What is a Supplemental Needs Trust?
In our November 17, 2020 Trusts and Estates & Elder Law Update, we discussed when a guardianship might be appropriate. In this Update, we will discuss the basics of a Supplemental Needs Trust ("SNT"), a planning technique frequently used for dependents with special needs.
A SNT is a trust created for the benefit of a beneficiary who has a special need. It can be both revocable or irrevocable (though the latter is more common) and is designed to supplement, and not to supplant, impair or diminish, government benefits the beneficiary is receiving or is eligible to receive. The goal of the SNT is to protect any assets that may be given to the beneficiary, such as a gift, inheritance, or lawsuit settlement, so that these funds are not counted as an “available resource” to the beneficiary when determining his or her eligibility for government benefits. Instead of having the individual with special needs receive the assets outright, they would be paid instead to a SNT of which the individual is the lifetime beneficiary, thereby providing the desired protection.
The following are different types of SNTs:
1. The Self-settled (or First Party) SNT, which is established using the beneficiary’s own funds; and
2. The Third Party SNT, which is established using the funds of a third party, such as a parent of the beneficiary.

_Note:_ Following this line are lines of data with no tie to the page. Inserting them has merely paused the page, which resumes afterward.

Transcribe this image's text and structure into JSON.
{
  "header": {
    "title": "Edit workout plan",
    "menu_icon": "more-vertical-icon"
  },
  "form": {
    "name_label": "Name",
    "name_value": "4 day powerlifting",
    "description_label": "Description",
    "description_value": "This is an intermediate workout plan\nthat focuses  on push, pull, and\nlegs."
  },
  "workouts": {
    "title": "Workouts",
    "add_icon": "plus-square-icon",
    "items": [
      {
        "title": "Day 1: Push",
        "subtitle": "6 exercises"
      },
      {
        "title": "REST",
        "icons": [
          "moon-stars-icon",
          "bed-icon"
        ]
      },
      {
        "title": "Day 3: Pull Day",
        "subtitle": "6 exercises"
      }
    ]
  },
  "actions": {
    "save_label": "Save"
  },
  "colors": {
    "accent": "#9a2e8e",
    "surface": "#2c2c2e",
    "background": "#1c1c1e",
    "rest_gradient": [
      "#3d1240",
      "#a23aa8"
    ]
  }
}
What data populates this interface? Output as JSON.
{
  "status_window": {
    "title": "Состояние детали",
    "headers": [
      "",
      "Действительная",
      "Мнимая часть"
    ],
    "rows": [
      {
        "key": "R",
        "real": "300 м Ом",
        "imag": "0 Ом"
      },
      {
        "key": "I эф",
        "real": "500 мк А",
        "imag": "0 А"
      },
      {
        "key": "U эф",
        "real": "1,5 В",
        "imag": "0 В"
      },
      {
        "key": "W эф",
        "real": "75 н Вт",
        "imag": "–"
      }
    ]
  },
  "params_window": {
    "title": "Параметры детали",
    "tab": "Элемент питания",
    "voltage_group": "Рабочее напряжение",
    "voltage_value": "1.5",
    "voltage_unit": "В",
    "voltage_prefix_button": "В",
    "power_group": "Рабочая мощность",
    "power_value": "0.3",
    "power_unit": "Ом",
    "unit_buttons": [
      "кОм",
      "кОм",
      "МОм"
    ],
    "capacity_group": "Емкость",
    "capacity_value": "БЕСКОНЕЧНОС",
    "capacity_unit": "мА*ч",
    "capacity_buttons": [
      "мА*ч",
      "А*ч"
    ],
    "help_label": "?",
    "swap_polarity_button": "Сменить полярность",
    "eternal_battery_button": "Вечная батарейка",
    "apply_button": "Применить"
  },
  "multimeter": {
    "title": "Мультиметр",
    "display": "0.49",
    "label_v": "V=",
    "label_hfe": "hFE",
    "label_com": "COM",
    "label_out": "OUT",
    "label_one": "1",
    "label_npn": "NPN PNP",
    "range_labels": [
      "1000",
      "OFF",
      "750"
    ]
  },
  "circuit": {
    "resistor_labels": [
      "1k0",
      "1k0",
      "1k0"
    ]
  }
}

Third Party SNTs can be established during the lifetime of the person establishing the SNT (the Grantor), which is also referred to as an inter vivos trust, or it can be established under a person’s Last Will and Testament and funded by assets in that person’s estate upon his or her death, also referred to as a testamentary trust.
The Self-settled SNT, also referred to as a Special Needs Trust, can only be established using the assets of a beneficiary who is disabled and can only be funded prior to the time the beneficiary reaches the age of sixty-five (65). The Self-settled SNT must be irrevocable, for the sole benefit of the beneficiary and include a payback provision which states that upon the death of the beneficiary, the State Medicaid program must be reimbursed from any remaining assets of the trust up to the total amount of Medicaid benefits paid on behalf of the beneficiary. The Self-settled SNT can be established for the benefit of a disabled beneficiary by such individual, as well as his or her parent, grandparent, legal guardian, or a Court. The funding of the Self-settled SNT should not affect Medicaid eligibility so long as it is in compliance with all Federal and State laws and regulations.
The Third Party SNT differs from the Self-settled SNT in that is established using the funds of a third party rather than the beneficiary with special needs and, because of this, does not require a payback provision to the State Medicaid program. The person establishing this trust can also direct how any remaining assets would be distributed upon the beneficiary’s passing. Such trusts are usually created by any individual wishing to provide for but simultaneously protect the individual with special needs, such as his or her parents or grandparents.
Many individuals overlook proper planning for a dependent with special needs when doing their own estate planning. If you have a dependent with special needs that is either receiving government benefits or is eligible to receive government benefits and you have decided to leave money to that individual upon your death, have you left it to such child or grandchild outright or under a simple trust? If you answered yes, or worse, if you have not prepared any estate planning documents, that person you were trying to help may risk losing his or her government benefits or becoming ineligible to receive those benefits.
We at Pashman Stein Walder Hayden, P.C. have assisted many families in such matters. If you need assistance with an SNT, or planning generally for a dependent with special needs, please contact us.